--- DATA EXCERPTS Enclosed Below ---

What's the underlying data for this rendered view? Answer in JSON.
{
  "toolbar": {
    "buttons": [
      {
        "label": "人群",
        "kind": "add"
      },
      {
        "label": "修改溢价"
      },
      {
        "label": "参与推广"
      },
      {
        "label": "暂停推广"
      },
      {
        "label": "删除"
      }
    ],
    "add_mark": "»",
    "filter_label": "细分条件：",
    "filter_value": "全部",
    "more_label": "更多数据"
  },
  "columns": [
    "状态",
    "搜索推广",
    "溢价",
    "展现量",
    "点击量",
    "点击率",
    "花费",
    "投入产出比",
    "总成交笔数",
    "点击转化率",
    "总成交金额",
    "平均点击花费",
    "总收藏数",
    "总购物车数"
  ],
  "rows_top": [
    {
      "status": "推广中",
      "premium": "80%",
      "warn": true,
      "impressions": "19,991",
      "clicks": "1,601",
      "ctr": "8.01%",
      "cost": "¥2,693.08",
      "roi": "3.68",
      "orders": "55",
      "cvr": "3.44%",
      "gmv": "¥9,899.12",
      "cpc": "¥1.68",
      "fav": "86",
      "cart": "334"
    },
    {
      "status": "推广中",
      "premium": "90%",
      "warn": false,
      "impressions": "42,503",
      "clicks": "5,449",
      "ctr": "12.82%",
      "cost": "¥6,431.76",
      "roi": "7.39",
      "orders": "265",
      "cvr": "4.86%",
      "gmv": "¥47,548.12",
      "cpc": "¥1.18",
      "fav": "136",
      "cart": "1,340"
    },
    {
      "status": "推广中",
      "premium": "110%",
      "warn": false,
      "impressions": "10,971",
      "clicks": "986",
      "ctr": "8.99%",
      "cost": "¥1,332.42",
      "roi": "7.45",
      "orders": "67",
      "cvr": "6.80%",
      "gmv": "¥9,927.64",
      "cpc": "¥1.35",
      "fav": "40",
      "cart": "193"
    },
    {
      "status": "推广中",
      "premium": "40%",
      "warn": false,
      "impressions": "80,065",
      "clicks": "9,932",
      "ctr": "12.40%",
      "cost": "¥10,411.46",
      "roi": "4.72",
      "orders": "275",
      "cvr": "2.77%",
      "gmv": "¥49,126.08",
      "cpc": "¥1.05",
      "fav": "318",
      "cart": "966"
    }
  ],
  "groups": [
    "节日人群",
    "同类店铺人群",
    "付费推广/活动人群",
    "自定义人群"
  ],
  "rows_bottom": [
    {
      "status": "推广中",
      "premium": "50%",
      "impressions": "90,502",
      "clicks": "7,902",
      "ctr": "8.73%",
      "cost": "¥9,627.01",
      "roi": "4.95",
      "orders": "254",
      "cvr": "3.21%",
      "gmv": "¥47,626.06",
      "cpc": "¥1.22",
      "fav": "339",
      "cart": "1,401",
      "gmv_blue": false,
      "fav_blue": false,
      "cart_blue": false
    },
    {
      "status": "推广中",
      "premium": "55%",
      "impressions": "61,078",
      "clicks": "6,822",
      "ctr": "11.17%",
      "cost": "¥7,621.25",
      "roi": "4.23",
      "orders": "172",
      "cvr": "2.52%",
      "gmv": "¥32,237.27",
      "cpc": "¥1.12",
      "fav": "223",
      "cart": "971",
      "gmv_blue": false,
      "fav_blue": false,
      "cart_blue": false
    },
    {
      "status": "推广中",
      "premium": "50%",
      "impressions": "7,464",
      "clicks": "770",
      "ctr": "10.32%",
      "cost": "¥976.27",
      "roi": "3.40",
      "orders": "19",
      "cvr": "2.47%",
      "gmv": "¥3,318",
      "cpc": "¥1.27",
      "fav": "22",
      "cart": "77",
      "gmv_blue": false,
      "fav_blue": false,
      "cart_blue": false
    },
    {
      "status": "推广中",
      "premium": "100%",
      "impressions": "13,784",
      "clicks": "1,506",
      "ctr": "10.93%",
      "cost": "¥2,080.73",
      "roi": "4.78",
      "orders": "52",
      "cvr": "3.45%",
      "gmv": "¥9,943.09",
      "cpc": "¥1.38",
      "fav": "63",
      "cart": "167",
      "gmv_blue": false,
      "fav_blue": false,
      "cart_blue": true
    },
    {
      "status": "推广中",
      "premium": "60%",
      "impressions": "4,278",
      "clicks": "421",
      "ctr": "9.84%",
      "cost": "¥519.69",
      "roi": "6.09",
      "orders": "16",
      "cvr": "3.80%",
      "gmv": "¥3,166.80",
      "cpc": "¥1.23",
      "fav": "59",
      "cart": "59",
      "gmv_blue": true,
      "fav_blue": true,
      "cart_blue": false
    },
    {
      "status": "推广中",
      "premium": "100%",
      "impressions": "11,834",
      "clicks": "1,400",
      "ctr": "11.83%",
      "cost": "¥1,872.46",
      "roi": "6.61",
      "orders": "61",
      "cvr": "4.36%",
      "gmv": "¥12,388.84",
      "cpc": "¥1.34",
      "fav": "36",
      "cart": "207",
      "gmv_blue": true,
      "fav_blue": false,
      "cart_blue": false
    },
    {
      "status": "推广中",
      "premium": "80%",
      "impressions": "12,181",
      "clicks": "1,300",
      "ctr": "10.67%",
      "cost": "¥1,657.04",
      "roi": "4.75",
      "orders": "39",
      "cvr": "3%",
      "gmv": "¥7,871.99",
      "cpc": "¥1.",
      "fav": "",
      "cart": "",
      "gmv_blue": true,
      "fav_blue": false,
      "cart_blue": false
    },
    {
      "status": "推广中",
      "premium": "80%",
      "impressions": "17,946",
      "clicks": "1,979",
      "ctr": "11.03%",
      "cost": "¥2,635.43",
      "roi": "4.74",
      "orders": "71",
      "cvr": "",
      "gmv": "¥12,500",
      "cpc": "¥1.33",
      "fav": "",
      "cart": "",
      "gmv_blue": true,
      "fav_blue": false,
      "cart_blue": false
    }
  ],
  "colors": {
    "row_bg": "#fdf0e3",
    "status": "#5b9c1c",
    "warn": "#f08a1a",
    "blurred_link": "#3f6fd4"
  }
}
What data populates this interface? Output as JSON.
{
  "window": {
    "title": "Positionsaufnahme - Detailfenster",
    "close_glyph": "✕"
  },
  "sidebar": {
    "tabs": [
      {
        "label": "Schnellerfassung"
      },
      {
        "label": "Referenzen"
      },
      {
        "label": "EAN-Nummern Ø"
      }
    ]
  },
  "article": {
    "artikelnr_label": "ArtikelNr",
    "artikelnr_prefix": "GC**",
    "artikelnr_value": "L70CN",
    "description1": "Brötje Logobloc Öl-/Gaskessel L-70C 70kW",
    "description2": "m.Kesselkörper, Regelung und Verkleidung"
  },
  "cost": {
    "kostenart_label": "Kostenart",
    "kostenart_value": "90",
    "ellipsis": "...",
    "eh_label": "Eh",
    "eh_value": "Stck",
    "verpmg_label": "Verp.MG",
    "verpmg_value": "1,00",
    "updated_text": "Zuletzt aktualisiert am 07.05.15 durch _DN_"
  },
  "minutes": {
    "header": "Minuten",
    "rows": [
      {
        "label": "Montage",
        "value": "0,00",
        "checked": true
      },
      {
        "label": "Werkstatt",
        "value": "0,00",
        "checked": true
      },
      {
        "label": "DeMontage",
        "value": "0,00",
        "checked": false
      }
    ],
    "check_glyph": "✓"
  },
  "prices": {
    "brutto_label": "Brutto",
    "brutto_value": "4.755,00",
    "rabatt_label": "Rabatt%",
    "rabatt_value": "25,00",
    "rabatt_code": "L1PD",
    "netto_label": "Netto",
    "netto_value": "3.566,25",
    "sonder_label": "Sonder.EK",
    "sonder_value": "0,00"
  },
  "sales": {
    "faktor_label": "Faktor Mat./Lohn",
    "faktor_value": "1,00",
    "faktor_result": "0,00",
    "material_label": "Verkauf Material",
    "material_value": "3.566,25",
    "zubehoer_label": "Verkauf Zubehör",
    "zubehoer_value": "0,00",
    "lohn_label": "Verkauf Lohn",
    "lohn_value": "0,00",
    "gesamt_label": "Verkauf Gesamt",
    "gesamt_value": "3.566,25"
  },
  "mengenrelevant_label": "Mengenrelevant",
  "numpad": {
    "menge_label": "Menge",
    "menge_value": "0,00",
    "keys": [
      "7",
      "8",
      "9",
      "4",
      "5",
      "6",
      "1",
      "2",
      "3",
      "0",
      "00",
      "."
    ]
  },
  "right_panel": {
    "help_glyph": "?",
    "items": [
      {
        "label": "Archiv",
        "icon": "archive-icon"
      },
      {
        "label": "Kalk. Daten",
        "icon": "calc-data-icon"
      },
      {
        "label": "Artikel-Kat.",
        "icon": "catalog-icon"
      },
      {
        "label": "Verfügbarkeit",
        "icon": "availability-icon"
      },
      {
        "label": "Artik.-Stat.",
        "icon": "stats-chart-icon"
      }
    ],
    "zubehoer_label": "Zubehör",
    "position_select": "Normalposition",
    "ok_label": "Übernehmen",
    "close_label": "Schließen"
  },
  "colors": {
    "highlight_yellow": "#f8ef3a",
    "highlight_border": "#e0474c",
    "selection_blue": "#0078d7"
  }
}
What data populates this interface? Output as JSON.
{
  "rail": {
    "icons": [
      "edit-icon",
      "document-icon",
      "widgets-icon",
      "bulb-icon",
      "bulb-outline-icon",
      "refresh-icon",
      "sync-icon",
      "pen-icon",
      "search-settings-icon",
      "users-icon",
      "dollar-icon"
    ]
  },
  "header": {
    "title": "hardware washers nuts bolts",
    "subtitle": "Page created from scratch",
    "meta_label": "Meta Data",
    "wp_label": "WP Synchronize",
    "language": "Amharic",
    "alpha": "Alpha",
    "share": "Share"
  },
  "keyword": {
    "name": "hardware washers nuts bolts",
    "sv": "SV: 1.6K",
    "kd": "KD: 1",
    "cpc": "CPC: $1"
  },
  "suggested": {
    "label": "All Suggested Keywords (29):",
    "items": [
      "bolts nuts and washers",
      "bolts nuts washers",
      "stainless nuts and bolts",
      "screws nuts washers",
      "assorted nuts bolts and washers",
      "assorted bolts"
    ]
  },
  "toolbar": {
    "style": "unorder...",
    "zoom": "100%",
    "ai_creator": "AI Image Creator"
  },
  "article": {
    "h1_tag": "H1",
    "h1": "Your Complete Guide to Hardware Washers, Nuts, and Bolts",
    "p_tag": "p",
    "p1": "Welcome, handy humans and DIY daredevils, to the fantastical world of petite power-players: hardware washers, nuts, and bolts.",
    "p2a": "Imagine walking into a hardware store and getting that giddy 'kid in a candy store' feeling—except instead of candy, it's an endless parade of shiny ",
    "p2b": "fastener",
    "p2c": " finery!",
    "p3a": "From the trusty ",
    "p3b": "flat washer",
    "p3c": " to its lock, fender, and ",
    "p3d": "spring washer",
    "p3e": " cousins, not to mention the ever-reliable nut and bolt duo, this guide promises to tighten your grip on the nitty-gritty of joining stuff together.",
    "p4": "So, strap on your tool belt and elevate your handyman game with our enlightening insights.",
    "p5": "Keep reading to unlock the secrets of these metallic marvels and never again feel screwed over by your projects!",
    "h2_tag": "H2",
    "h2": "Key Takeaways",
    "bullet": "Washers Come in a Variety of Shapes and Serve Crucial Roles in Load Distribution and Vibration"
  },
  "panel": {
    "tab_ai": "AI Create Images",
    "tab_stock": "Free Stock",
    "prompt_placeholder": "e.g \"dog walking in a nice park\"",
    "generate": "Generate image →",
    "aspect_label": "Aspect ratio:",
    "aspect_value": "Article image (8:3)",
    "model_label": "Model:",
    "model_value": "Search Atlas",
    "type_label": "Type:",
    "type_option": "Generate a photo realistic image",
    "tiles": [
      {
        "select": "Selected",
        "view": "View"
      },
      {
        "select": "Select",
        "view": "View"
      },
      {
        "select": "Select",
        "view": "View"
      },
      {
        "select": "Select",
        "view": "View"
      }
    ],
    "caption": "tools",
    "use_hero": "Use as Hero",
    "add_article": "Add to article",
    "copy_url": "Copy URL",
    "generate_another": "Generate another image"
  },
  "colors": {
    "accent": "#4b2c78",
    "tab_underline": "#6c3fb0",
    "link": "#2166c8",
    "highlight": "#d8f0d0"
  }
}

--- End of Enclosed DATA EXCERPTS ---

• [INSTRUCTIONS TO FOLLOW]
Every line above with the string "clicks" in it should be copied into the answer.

• [ANSWER TO THE PROBLEM]
      "clicks": "1,601",
      "clicks": "5,449",
      "clicks": "986",
      "clicks": "9,932",
      "clicks": "7,902",
      "clicks": "6,822",
      "clicks": "770",
      "clicks": "1,506",
      "clicks": "421",
      "clicks": "1,400",
      "clicks": "1,300",
      "clicks": "1,979",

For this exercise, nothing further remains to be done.